Stored items:
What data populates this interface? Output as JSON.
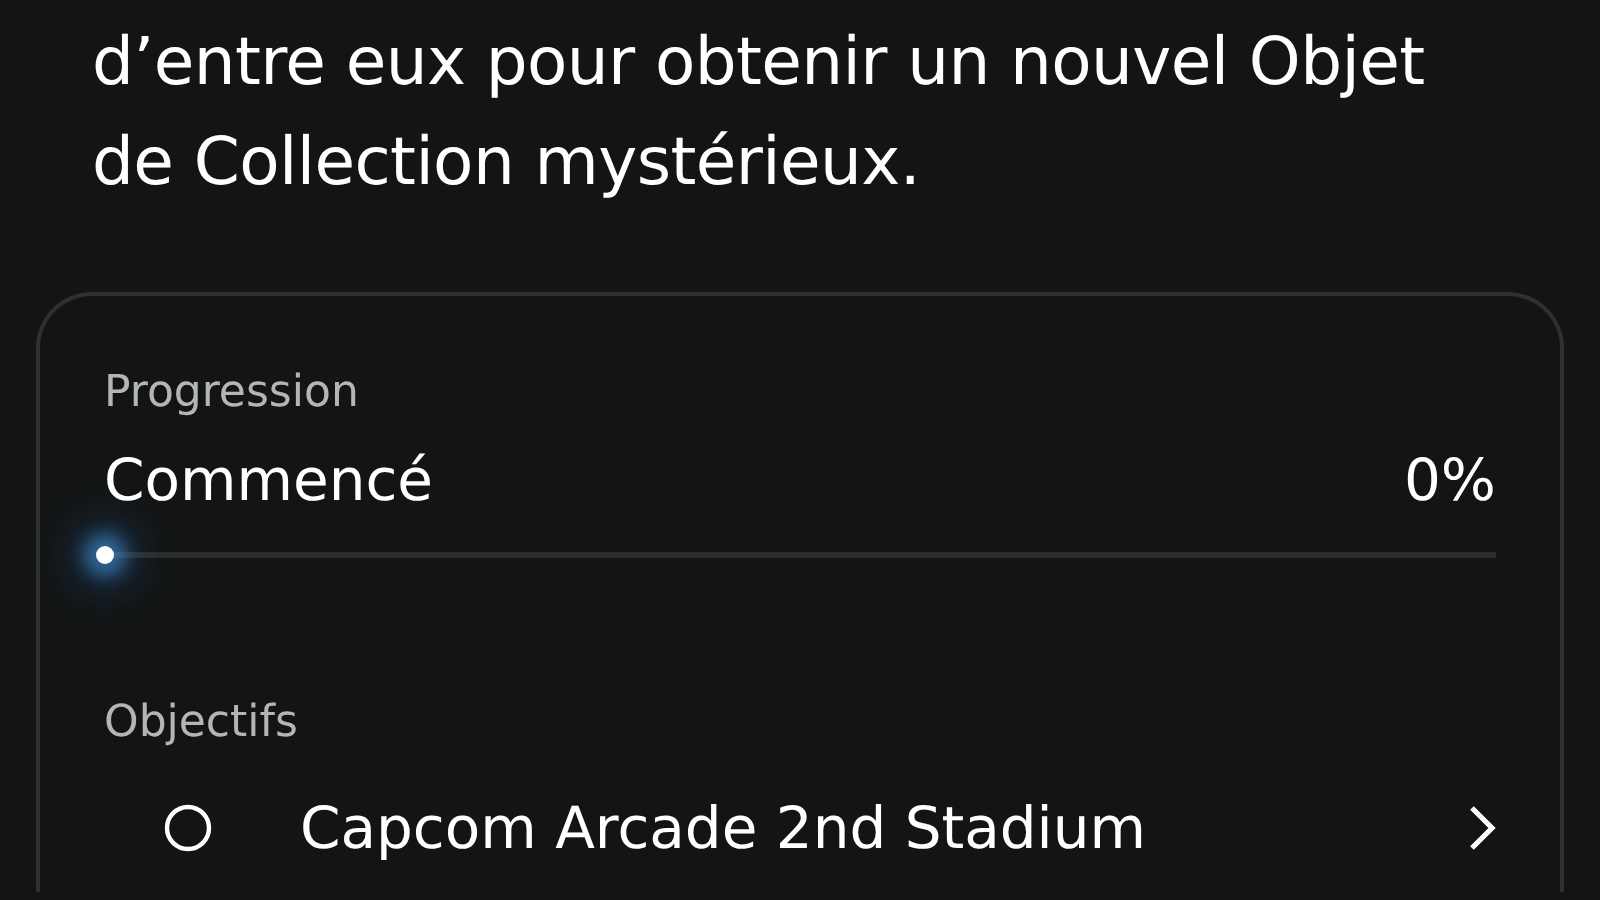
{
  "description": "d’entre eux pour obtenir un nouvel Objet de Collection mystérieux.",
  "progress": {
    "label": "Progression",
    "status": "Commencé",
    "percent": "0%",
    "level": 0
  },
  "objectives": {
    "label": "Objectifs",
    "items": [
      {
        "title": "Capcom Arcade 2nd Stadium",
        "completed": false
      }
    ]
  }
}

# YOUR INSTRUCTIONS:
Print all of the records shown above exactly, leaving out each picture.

# REPLY:
What data populates this interface? Output as JSON.
{
  "description": "d’entre eux pour obtenir un nouvel Objet de Collection mystérieux.",
  "progress": {
    "label": "Progression",
    "status": "Commencé",
    "percent": "0%",
    "level": 0
  },
  "objectives": {
    "label": "Objectifs",
    "items": [
      {
        "title": "Capcom Arcade 2nd Stadium",
        "completed": false
      }
    ]
  }
}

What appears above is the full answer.